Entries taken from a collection
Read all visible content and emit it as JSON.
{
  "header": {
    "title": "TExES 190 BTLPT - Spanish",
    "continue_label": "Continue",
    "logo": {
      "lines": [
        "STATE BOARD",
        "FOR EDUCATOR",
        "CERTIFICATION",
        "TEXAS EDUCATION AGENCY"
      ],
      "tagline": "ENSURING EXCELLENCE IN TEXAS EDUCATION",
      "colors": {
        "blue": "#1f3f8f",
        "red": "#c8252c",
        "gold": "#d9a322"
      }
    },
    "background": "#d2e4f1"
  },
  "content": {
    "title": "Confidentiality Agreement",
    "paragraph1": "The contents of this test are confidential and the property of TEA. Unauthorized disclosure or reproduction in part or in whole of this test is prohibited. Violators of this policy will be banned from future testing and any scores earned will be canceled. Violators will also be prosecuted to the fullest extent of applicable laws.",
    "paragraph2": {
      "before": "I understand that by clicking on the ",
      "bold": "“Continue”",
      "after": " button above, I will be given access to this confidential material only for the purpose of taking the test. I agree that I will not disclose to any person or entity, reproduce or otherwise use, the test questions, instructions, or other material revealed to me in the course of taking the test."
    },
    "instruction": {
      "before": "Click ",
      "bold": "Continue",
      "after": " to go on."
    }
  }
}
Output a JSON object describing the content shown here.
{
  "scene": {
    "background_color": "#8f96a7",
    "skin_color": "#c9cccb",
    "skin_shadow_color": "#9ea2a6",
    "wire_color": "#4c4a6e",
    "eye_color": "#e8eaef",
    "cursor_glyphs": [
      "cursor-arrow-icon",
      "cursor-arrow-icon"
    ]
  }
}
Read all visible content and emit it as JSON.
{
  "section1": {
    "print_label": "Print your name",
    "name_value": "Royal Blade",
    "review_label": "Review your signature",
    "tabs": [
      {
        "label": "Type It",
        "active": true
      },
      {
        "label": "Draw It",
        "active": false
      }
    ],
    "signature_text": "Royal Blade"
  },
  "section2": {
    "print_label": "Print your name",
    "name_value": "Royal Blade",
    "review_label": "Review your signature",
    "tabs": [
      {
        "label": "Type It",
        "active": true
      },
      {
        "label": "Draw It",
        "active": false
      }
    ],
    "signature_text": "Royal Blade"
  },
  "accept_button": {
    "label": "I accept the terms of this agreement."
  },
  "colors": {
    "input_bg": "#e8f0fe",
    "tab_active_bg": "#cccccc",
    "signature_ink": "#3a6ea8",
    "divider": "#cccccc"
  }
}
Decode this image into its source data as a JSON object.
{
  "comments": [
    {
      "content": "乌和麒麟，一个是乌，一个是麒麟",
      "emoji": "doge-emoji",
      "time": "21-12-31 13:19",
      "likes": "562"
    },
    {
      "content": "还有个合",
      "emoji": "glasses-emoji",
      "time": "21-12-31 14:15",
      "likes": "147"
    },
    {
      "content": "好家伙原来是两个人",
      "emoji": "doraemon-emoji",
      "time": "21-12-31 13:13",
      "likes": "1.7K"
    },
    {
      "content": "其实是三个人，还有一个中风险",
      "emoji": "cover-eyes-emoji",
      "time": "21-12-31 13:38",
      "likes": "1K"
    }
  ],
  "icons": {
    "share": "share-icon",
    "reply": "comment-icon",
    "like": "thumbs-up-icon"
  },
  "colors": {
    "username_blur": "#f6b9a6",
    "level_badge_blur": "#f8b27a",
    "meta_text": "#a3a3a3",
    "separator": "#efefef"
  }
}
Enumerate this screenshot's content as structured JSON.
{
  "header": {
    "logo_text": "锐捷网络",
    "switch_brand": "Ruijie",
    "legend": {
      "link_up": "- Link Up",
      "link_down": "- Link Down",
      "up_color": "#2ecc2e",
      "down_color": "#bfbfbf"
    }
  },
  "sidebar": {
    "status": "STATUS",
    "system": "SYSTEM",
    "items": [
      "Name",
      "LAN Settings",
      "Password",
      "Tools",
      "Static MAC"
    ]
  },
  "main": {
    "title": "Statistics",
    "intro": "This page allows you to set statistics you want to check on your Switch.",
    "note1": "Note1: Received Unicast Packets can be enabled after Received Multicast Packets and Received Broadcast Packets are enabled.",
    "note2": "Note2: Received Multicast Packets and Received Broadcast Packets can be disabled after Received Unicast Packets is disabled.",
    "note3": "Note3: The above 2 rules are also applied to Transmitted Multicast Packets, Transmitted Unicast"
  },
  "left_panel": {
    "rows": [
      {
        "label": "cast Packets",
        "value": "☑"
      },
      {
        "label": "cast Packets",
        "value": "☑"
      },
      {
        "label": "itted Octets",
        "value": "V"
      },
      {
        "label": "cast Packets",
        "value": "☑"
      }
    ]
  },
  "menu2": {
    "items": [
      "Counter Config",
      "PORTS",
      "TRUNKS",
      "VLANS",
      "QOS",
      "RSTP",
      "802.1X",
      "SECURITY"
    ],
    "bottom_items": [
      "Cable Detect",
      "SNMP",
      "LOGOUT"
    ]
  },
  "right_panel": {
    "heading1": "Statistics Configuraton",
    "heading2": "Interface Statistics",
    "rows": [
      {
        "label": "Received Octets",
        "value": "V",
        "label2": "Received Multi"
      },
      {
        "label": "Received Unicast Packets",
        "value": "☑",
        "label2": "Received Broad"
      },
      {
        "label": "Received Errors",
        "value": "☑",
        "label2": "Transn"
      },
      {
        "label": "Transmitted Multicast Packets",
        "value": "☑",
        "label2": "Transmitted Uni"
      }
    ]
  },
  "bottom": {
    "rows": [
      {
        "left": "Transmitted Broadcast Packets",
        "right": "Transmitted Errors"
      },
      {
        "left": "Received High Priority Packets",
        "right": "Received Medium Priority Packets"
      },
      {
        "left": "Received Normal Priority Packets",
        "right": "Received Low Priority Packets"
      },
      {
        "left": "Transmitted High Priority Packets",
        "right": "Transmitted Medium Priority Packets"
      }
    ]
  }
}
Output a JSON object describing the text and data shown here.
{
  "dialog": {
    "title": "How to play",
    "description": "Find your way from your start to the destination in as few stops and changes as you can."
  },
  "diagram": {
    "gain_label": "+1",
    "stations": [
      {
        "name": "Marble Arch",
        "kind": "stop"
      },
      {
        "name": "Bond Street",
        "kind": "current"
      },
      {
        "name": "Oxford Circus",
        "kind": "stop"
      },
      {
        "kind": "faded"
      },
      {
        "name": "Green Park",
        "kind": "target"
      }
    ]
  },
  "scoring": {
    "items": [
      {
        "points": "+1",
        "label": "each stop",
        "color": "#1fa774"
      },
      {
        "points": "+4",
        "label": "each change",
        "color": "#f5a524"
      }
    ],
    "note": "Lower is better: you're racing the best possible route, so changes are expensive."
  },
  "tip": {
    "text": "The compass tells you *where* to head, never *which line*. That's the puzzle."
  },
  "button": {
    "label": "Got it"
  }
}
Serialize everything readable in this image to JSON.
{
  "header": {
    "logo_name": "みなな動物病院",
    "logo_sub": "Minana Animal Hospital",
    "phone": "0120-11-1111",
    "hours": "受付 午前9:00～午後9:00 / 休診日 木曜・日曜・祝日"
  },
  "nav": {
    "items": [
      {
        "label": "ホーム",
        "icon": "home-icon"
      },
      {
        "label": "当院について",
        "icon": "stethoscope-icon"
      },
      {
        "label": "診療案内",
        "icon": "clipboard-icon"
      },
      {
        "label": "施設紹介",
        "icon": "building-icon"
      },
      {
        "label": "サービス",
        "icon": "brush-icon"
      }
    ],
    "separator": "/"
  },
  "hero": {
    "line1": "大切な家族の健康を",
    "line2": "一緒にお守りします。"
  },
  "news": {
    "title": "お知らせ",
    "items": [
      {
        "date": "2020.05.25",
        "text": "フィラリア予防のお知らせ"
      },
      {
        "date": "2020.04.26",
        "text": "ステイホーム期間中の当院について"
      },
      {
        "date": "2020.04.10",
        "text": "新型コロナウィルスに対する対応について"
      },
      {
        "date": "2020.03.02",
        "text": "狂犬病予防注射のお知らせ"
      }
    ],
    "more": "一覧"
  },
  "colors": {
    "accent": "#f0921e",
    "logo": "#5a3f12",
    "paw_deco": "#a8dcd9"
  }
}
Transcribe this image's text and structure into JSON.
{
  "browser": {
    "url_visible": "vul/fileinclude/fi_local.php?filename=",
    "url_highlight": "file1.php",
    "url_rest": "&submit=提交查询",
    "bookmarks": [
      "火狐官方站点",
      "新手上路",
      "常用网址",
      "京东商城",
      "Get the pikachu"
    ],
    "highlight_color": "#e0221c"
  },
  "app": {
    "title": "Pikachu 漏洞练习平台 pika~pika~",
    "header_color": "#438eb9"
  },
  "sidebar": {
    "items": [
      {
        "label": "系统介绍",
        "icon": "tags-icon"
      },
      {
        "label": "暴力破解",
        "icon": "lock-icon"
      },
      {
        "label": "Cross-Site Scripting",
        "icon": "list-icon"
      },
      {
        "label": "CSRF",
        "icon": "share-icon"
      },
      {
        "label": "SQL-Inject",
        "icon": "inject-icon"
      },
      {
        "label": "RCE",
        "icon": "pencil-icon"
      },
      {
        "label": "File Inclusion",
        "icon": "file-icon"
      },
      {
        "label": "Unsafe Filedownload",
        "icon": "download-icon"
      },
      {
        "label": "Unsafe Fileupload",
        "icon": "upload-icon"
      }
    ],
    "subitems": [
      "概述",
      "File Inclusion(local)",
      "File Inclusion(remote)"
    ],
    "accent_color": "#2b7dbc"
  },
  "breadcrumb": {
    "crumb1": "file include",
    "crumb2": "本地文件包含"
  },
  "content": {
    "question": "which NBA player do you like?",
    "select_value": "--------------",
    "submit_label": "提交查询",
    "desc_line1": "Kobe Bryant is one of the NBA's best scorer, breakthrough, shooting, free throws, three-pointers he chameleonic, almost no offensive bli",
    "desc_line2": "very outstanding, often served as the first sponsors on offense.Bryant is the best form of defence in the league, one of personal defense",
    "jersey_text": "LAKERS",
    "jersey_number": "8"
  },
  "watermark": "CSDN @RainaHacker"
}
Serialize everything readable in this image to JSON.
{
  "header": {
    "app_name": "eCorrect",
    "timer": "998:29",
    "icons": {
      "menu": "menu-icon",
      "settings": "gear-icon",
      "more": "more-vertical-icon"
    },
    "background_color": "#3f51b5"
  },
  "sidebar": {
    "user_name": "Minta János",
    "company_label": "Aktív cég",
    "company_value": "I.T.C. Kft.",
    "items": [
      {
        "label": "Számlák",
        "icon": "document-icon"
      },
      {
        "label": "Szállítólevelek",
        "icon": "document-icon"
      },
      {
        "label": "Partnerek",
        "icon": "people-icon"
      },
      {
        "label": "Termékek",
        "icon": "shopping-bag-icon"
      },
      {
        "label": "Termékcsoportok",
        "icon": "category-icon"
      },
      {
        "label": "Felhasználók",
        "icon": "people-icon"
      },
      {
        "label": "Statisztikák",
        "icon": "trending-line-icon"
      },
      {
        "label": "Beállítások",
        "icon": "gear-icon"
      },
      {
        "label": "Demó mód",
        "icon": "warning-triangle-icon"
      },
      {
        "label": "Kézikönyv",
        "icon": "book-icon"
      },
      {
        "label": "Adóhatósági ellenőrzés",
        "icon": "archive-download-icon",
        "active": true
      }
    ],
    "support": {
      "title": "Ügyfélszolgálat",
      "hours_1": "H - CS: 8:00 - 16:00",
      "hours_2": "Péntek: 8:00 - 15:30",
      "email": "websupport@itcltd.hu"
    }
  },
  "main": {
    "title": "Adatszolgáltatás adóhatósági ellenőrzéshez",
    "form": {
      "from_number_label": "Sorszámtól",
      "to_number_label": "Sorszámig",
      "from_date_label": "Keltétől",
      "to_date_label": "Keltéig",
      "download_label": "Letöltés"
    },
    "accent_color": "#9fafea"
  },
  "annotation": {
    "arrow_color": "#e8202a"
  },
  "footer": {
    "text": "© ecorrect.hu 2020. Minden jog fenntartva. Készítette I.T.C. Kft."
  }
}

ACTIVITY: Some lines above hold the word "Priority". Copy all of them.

RESULT FOR THIS EXERCISE:
        "left": "Received High Priority Packets",
        "right": "Received Medium Priority Packets"
        "left": "Received Normal Priority Packets",
        "right": "Received Low Priority Packets"
        "left": "Transmitted High Priority Packets",
        "right": "Transmitted Medium Priority Packets"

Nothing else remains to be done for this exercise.